How to form adverbs from adjectives
We simply add -ly to an adjective to make an adverb:
quick (adjective) > quickly (adverb)
careful (adjective) > carefully (adverb)
beautiful (adjective) > beautifully (adverb)
But there are some exceptions:
- When an adjective ends in -e, we simply add -ly to form the adverb.
safe -> safely
- when an adjective ends in -le. We remove the e and add y to form the adverb.
probable -> probably
possible -> possibly
terrible -> terribly
reasonable -> reasonably
- With adjectives end in -l, we simply add -ly and the adverb will then end in -lly.
hopeful -> hopefully
beautiful -> beautifully
helpful -> helpfully
careful -> carefully
- If the adjective ends in -y, change -y to -i. Then add -ly.
happy -> happily
- Irregular forms
- Not all words ending in -ly are adverbs:
adjectives: friendly, silly, lonely, ugly
nouns: ally, bully, Italy, melancholy
verbs: apply, rely, supply
There is no adverb for an adjective ending in -ly.
Kinds of Adverbs
- Adverbs of Manner tell us the manner or way in which something happens. They answer the question “how?”. Adverbs of Manner mainly modify verbs.
He speaks slowly. (How does he speak?)
They helped us cheerfully. (How did they help us?)
- Adverbs of Place tell us the place where something happens.
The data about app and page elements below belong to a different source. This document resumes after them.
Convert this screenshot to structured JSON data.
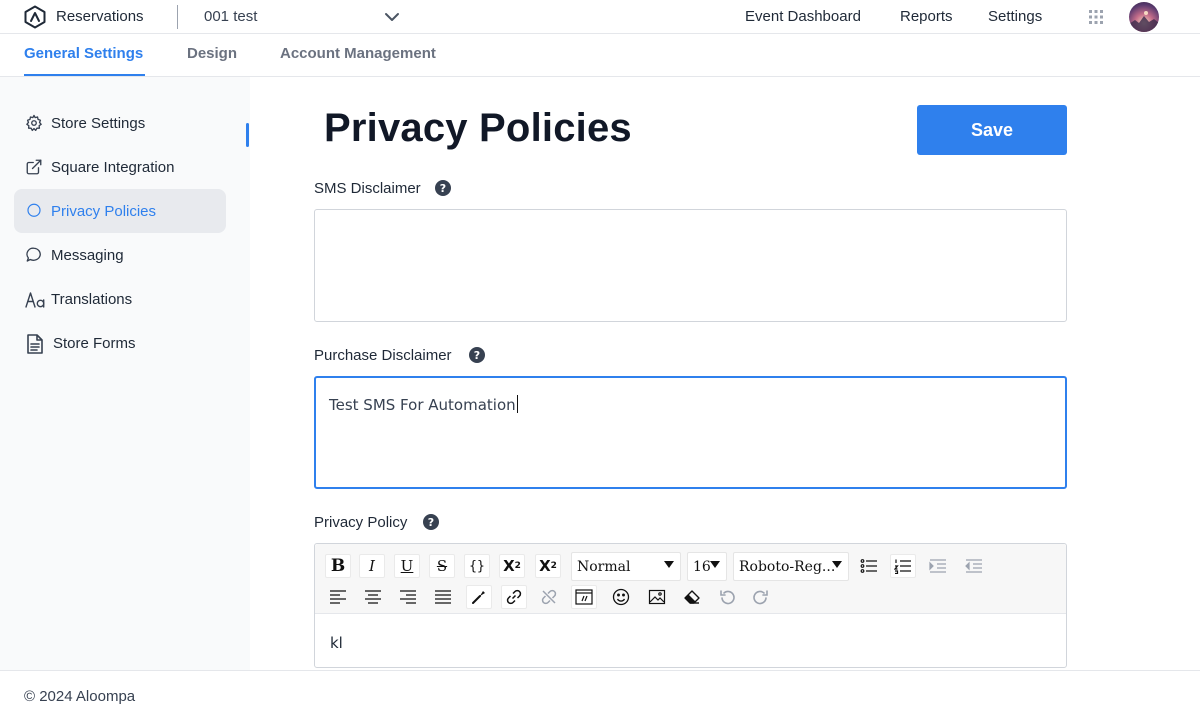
{
  "header": {
    "app_name": "Reservations",
    "store_name": "001 test",
    "nav": [
      "Event Dashboard",
      "Reports",
      "Settings"
    ]
  },
  "tabs": [
    {
      "label": "General Settings",
      "active": true
    },
    {
      "label": "Design",
      "active": false
    },
    {
      "label": "Account Management",
      "active": false
    }
  ],
  "sidebar": {
    "items": [
      {
        "label": "Store Settings",
        "icon": "gear-icon"
      },
      {
        "label": "Square Integration",
        "icon": "external-link-icon"
      },
      {
        "label": "Privacy Policies",
        "icon": "circle-icon",
        "active": true
      },
      {
        "label": "Messaging",
        "icon": "chat-bubble-icon"
      },
      {
        "label": "Translations",
        "icon": "font-aa-icon"
      },
      {
        "label": "Store Forms",
        "icon": "document-icon"
      }
    ]
  },
  "main": {
    "title": "Privacy Policies",
    "save_label": "Save",
    "sms_label": "SMS Disclaimer",
    "sms_value": "",
    "purchase_label": "Purchase Disclaimer",
    "purchase_value": "Test SMS For Automation",
    "privacy_label": "Privacy Policy",
    "privacy_value": "kl"
  },
  "editor": {
    "heading_select": "Normal",
    "size_select": "16",
    "font_select": "Roboto-Reg..."
  },
  "footer": {
    "copyright": "© 2024 Aloompa"
  },
  "colors": {
    "accent": "#2f80ed",
    "sidebar_bg": "#f9fafb",
    "active_item_bg": "#e8eaee"
  }
}
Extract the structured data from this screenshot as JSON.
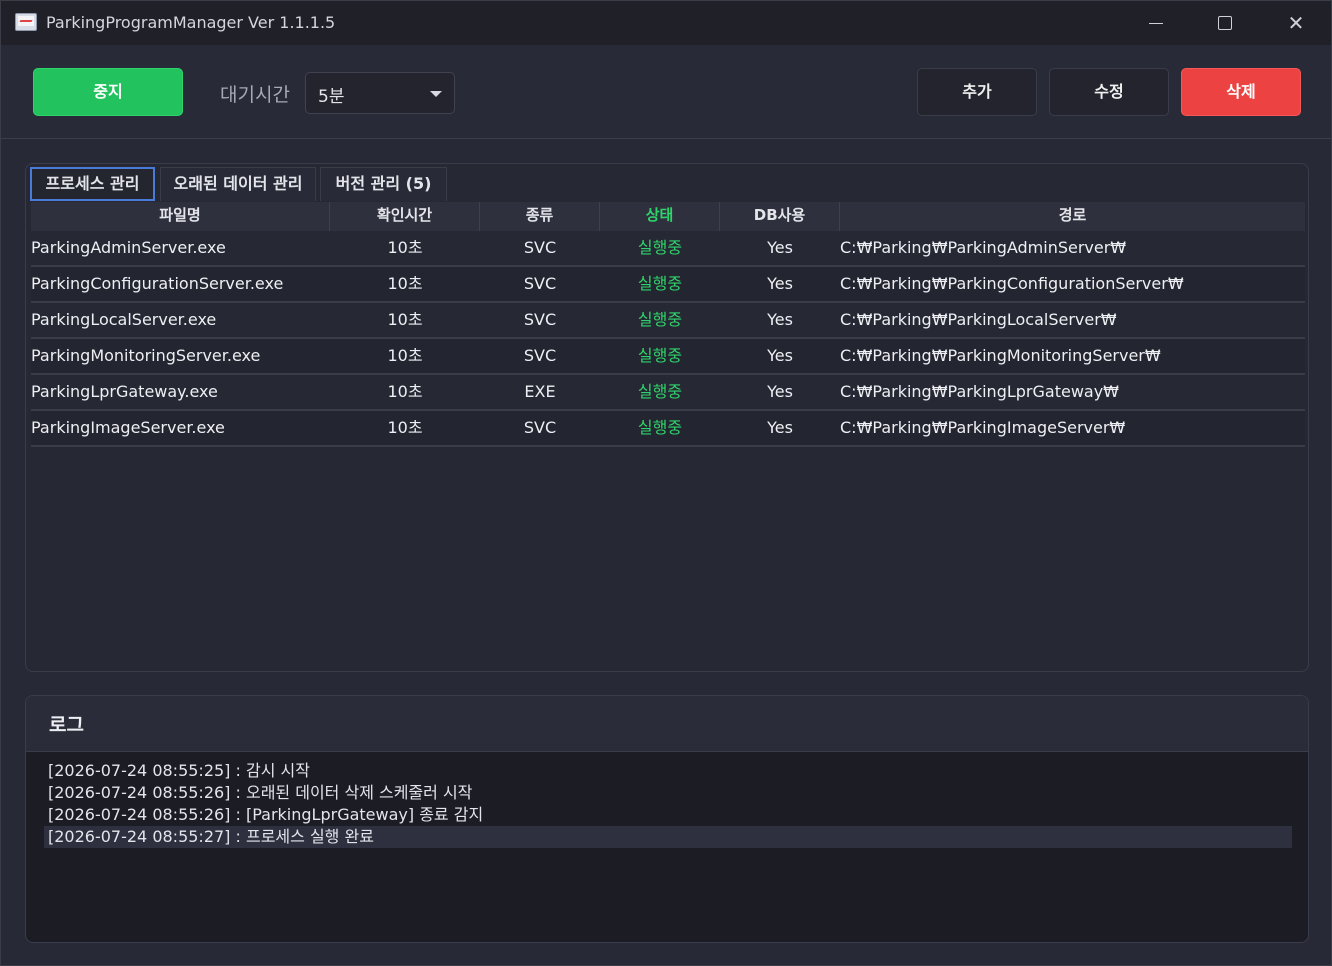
{
  "window": {
    "title": "ParkingProgramManager Ver 1.1.1.5",
    "close_glyph": "✕"
  },
  "toolbar": {
    "stop_label": "중지",
    "wait_label": "대기시간",
    "wait_value": "5분",
    "add_label": "추가",
    "edit_label": "수정",
    "delete_label": "삭제"
  },
  "tabs": [
    {
      "label": "프로세스 관리",
      "active": true
    },
    {
      "label": "오래된 데이터 관리",
      "active": false
    },
    {
      "label": "버전 관리 (5)",
      "active": false
    }
  ],
  "table": {
    "headers": {
      "name": "파일명",
      "check_time": "확인시간",
      "type": "종류",
      "status": "상태",
      "db": "DB사용",
      "path": "경로"
    },
    "rows": [
      {
        "name": "ParkingAdminServer.exe",
        "check_time": "10초",
        "type": "SVC",
        "status": "실행중",
        "db": "Yes",
        "path": "C:₩Parking₩ParkingAdminServer₩"
      },
      {
        "name": "ParkingConfigurationServer.exe",
        "check_time": "10초",
        "type": "SVC",
        "status": "실행중",
        "db": "Yes",
        "path": "C:₩Parking₩ParkingConfigurationServer₩"
      },
      {
        "name": "ParkingLocalServer.exe",
        "check_time": "10초",
        "type": "SVC",
        "status": "실행중",
        "db": "Yes",
        "path": "C:₩Parking₩ParkingLocalServer₩"
      },
      {
        "name": "ParkingMonitoringServer.exe",
        "check_time": "10초",
        "type": "SVC",
        "status": "실행중",
        "db": "Yes",
        "path": "C:₩Parking₩ParkingMonitoringServer₩"
      },
      {
        "name": "ParkingLprGateway.exe",
        "check_time": "10초",
        "type": "EXE",
        "status": "실행중",
        "db": "Yes",
        "path": "C:₩Parking₩ParkingLprGateway₩"
      },
      {
        "name": "ParkingImageServer.exe",
        "check_time": "10초",
        "type": "SVC",
        "status": "실행중",
        "db": "Yes",
        "path": "C:₩Parking₩ParkingImageServer₩"
      }
    ]
  },
  "log": {
    "title": "로그",
    "lines": [
      "[2026-07-24 08:55:25] : 감시 시작",
      "[2026-07-24 08:55:26] : 오래된 데이터 삭제 스케줄러 시작",
      "[2026-07-24 08:55:26] : [ParkingLprGateway] 종료 감지",
      "[2026-07-24 08:55:27] : 프로세스 실행 완료"
    ],
    "selected_index": 3
  },
  "colors": {
    "stop_button": "#22c35e",
    "delete_button": "#ec4242",
    "status_running": "#2fd36b",
    "active_tab_border": "#4b7bd8"
  }
}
They answer the question “where?”. Adverbs of Place mainly modify verbs.
Please sit here. (Where should I sit?)
They looked everywhere. (Where did they look?)
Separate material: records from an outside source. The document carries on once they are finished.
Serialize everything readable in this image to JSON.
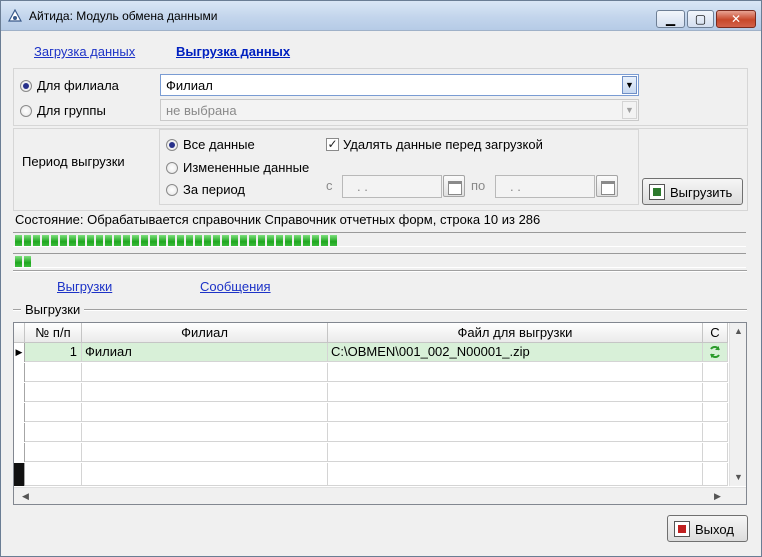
{
  "window": {
    "title": "Айтида: Модуль обмена данными",
    "controls": {
      "minimize": "▁",
      "maximize": "▢",
      "close": "✕"
    }
  },
  "top_tabs": [
    {
      "label": "Загрузка данных"
    },
    {
      "label": "Выгрузка данных"
    }
  ],
  "target": {
    "branch_label": "Для филиала",
    "branch_value": "Филиал",
    "group_label": "Для группы",
    "group_value": "не выбрана"
  },
  "period": {
    "label": "Период выгрузки",
    "options": [
      "Все данные",
      "Измененные данные",
      "За период"
    ],
    "selected": "Все данные",
    "delete_before_load_label": "Удалять данные перед загрузкой",
    "delete_before_load_checked": true,
    "from_label": "с",
    "to_label": "по",
    "from_value": ". .",
    "to_value": ". ."
  },
  "export_button_label": "Выгрузить",
  "status": {
    "text": "Состояние: Обрабатывается справочник Справочник отчетных форм, строка 10 из 286",
    "progress_main_segments": 36,
    "progress_sub_segments": 2,
    "accent": "#22aa22"
  },
  "bottom_tabs": [
    {
      "label": "Выгрузки"
    },
    {
      "label": "Сообщения"
    }
  ],
  "group_title": "Выгрузки",
  "table": {
    "columns": [
      "№ п/п",
      "Филиал",
      "Файл для выгрузки",
      "С"
    ],
    "rows": [
      {
        "num": "1",
        "branch": "Филиал",
        "file": "C:\\OBMEN\\001_002_N00001_.zip",
        "status_icon": "refresh-icon"
      }
    ]
  },
  "exit_button_label": "Выход"
}
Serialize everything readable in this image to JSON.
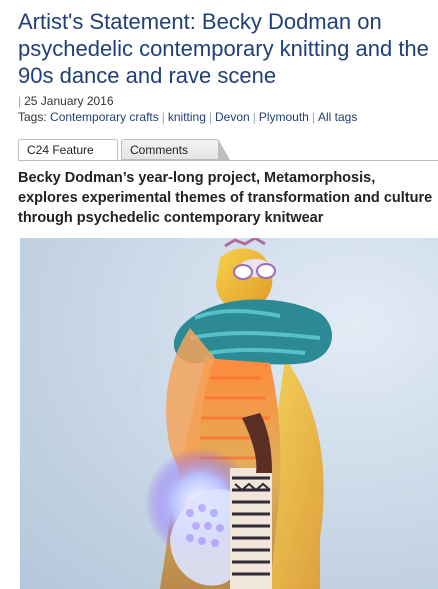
{
  "article": {
    "title": "Artist's Statement: Becky Dodman on psychedelic contemporary knitting and the 90s dance and rave scene",
    "date": "25 January 2016",
    "tags_label": "Tags:",
    "tags": [
      "Contemporary crafts",
      "knitting",
      "Devon",
      "Plymouth",
      "All tags"
    ],
    "standfirst": "Becky Dodman’s year-long project, Metamorphosis, explores experimental themes of transformation and culture through psychedelic contemporary knitwear"
  },
  "tabs": [
    {
      "label": "C24 Feature",
      "active": true
    },
    {
      "label": "Comments",
      "active": false
    }
  ],
  "colors": {
    "title": "#1f3f78",
    "link": "#1f3f78",
    "separator": "#9aa3b5"
  },
  "image": {
    "icon": "photo-knitwear-figure"
  }
}
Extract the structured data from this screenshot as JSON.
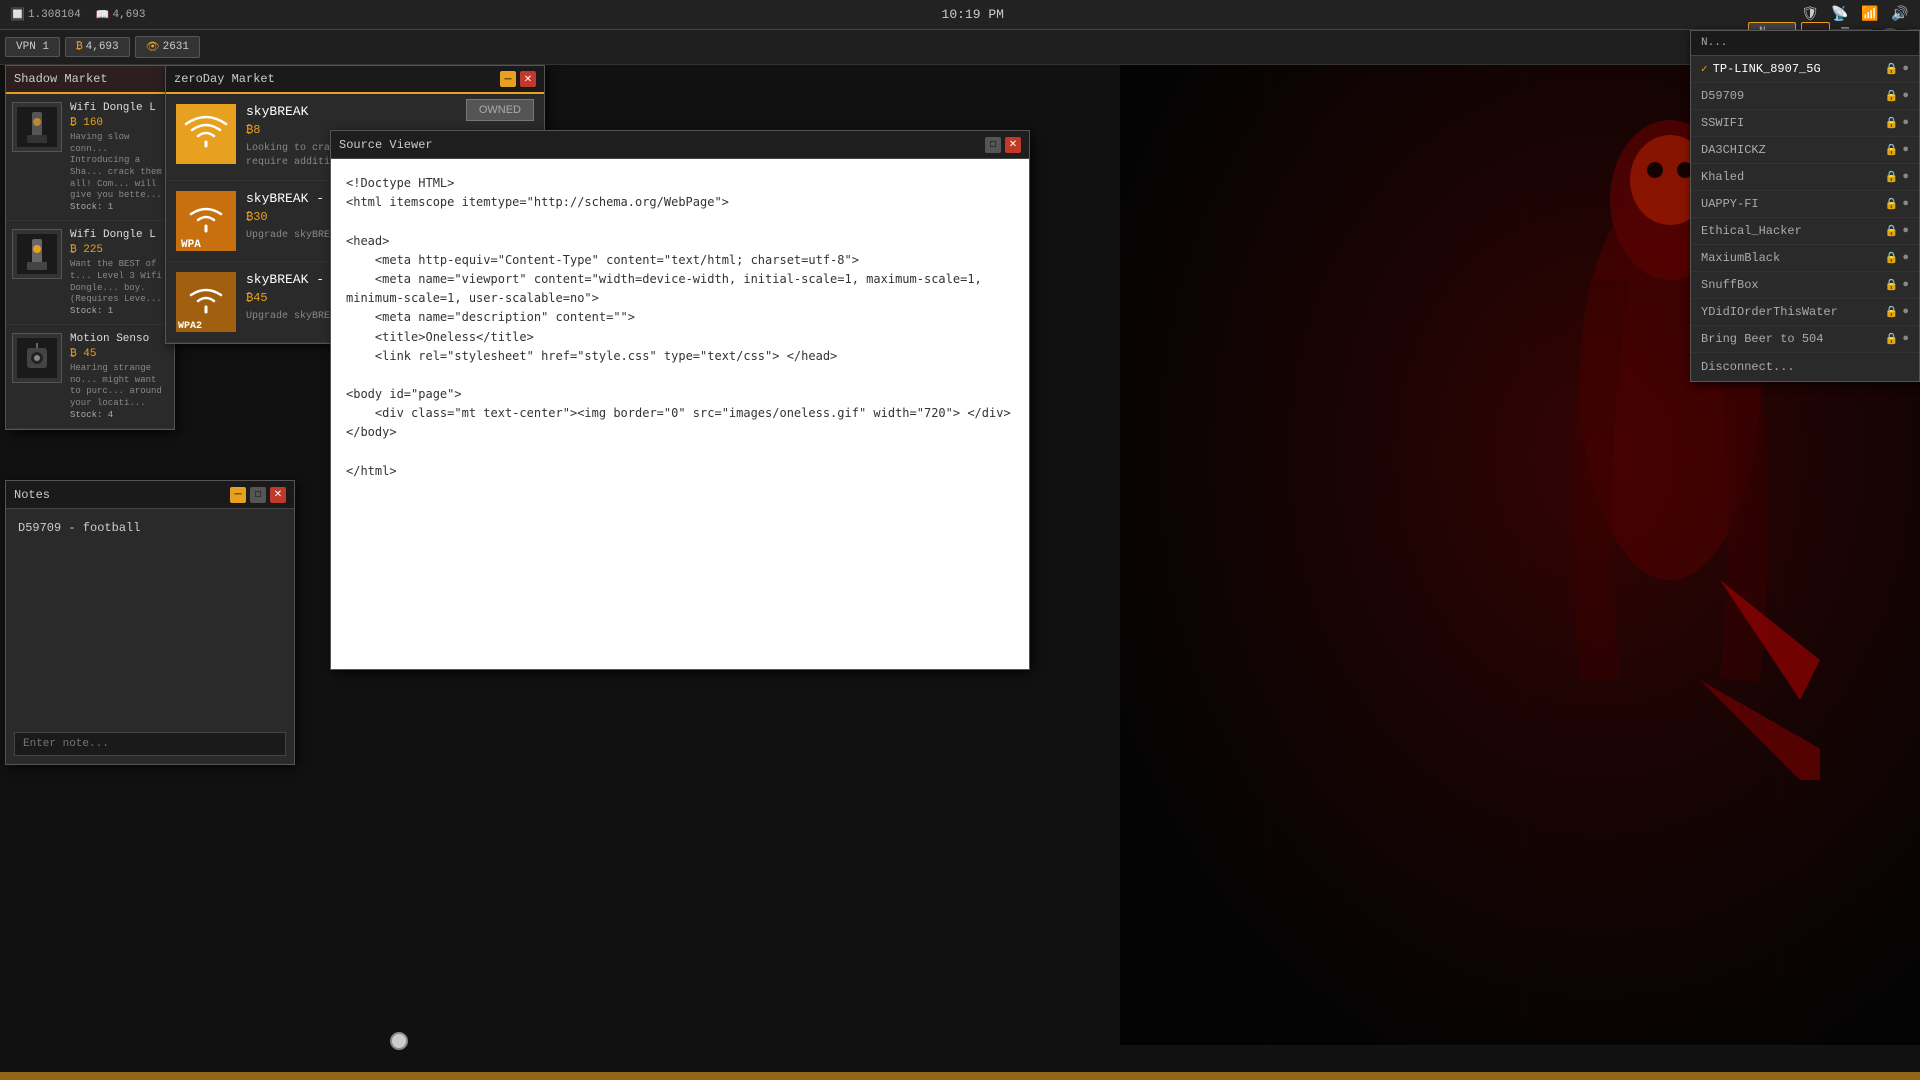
{
  "topbar": {
    "id": "1.308104",
    "time": "10:19 PM",
    "vpn": "VPN 1",
    "stat1": "4,693",
    "stat2": "2631"
  },
  "taskbar": {
    "buttons": [
      "N..."
    ]
  },
  "shadowMarket": {
    "title": "Shadow Market",
    "items": [
      {
        "name": "Wifi Dongle L",
        "price": "160",
        "desc": "Having slow conn... Introducing a Sha... crack them all! Com... will give you bette...",
        "stock": "Stock: 1"
      },
      {
        "name": "Wifi Dongle L",
        "price": "225",
        "desc": "Want the BEST of t... Level 3 Wifi Dongle... boy.(Requires Leve...",
        "stock": "Stock: 1"
      },
      {
        "name": "Motion Senso",
        "price": "45",
        "desc": "Hearing strange no... might want to purc... around your locati...",
        "stock": "Stock: 4"
      }
    ]
  },
  "zerodayMarket": {
    "title": "zeroDay Market",
    "items": [
      {
        "name": "skyBREAK",
        "price": "8",
        "desc": "Looking to crack som... crack them all! Com... require additional lib...",
        "badge": "OWNED"
      },
      {
        "name": "skyBREAK - W",
        "price": "30",
        "desc": "Upgrade skyBREAK w...",
        "badge": ""
      },
      {
        "name": "skyBREAK - W",
        "price": "45",
        "desc": "Upgrade skyBREAK w...",
        "badge": ""
      }
    ]
  },
  "sourceViewer": {
    "title": "Source Viewer",
    "content": "<!Doctype HTML>\n<html itemscope itemtype=\"http://schema.org/WebPage\">\n\n<head>\n    <meta http-equiv=\"Content-Type\" content=\"text/html; charset=utf-8\">\n    <meta name=\"viewport\" content=\"width=device-width, initial-scale=1, maximum-scale=1, minimum-scale=1, user-scalable=no\">\n    <meta name=\"description\" content=\"\">\n    <title>Oneless</title>\n    <link rel=\"stylesheet\" href=\"style.css\" type=\"text/css\"> </head>\n\n<body id=\"page\">\n    <div class=\"mt text-center\"><img border=\"0\" src=\"images/oneless.gif\" width=\"720\"> </div>\n</body>\n\n</html>"
  },
  "notes": {
    "title": "Notes",
    "content": "D59709 - football",
    "placeholder": "Enter note..."
  },
  "wifiDropdown": {
    "header": "N...",
    "networks": [
      {
        "name": "TP-LINK_8907_5G",
        "connected": true,
        "locked": true
      },
      {
        "name": "D59709",
        "connected": false,
        "locked": true
      },
      {
        "name": "SSWIFI",
        "connected": false,
        "locked": true
      },
      {
        "name": "DA3CHICKZ",
        "connected": false,
        "locked": true
      },
      {
        "name": "Khaled",
        "connected": false,
        "locked": true
      },
      {
        "name": "UAPPY-FI",
        "connected": false,
        "locked": true
      },
      {
        "name": "Ethical_Hacker",
        "connected": false,
        "locked": true
      },
      {
        "name": "MaxiumBlack",
        "connected": false,
        "locked": true
      },
      {
        "name": "SnuffBox",
        "connected": false,
        "locked": true
      },
      {
        "name": "YDidIOrderThisWater",
        "connected": false,
        "locked": true
      },
      {
        "name": "Bring Beer to 504",
        "connected": false,
        "locked": true
      }
    ],
    "disconnect": "Disconnect..."
  }
}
Two cars were parked outside. (Where were two cars parked?)
- Adverbs of Time tell us something about the time that something happens. They can answer the question “when?”
He went to school yesterday. (When did he go to school?)
He wants it now. (When does he want it?)
Or they can answer the question “how often?” (frequency):
They deliver the newspaper daily. (How often do they deliver the newspaper?)
We sometimes eat dinner in the restaurant. (How often do eat dinner in the restaurant?)
- Adverbs of Degree tell us the degree or extent to which something happens. They answer the question “how much?” or “to what degree?”. Adverbs of Degree can modify verbs, adjectives, and other adverbs.
Alex entirely agrees with his girlfriend. (How much does Alex agree with girlfriend?)
They drove quite dangerously. (To what degree did they drive dangerously? How dangerously did they drive?)